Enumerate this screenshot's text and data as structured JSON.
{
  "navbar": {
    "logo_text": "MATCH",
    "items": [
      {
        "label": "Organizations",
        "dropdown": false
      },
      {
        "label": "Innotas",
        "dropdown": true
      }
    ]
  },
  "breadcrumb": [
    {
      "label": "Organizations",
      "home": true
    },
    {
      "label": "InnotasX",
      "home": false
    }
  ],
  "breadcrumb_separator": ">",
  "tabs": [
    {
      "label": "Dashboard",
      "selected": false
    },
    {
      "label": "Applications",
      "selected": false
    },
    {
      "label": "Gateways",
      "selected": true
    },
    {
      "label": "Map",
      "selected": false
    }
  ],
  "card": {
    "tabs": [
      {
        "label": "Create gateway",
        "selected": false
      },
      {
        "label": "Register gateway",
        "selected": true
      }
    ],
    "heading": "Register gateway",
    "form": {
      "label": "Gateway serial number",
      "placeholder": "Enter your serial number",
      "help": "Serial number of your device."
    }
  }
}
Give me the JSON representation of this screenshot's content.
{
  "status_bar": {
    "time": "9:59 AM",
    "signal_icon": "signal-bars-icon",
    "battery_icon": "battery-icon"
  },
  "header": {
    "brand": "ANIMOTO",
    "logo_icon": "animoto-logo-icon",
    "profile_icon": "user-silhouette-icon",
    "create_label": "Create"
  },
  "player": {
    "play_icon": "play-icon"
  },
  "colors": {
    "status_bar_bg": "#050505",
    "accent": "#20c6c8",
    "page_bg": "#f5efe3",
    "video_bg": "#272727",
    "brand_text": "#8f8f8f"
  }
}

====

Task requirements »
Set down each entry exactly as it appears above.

Result of the exercise »
Enumerate this screenshot's text and data as structured JSON.
{
  "navbar": {
    "logo_text": "MATCH",
    "items": [
      {
        "label": "Organizations",
        "dropdown": false
      },
      {
        "label": "Innotas",
        "dropdown": true
      }
    ]
  },
  "breadcrumb": [
    {
      "label": "Organizations",
      "home": true
    },
    {
      "label": "InnotasX",
      "home": false
    }
  ],
  "breadcrumb_separator": ">",
  "tabs": [
    {
      "label": "Dashboard",
      "selected": false
    },
    {
      "label": "Applications",
      "selected": false
    },
    {
      "label": "Gateways",
      "selected": true
    },
    {
      "label": "Map",
      "selected": false
    }
  ],
  "card": {
    "tabs": [
      {
        "label": "Create gateway",
        "selected": false
      },
      {
        "label": "Register gateway",
        "selected": true
      }
    ],
    "heading": "Register gateway",
    "form": {
      "label": "Gateway serial number",
      "placeholder": "Enter your serial number",
      "help": "Serial number of your device."
    }
  }
}
Give me the JSON representation of this screenshot's content.
{
  "status_bar": {
    "time": "9:59 AM",
    "signal_icon": "signal-bars-icon",
    "battery_icon": "battery-icon"
  },
  "header": {
    "brand": "ANIMOTO",
    "logo_icon": "animoto-logo-icon",
    "profile_icon": "user-silhouette-icon",
    "create_label": "Create"
  },
  "player": {
    "play_icon": "play-icon"
  },
  "colors": {
    "status_bar_bg": "#050505",
    "accent": "#20c6c8",
    "page_bg": "#f5efe3",
    "video_bg": "#272727",
    "brand_text": "#8f8f8f"
  }
}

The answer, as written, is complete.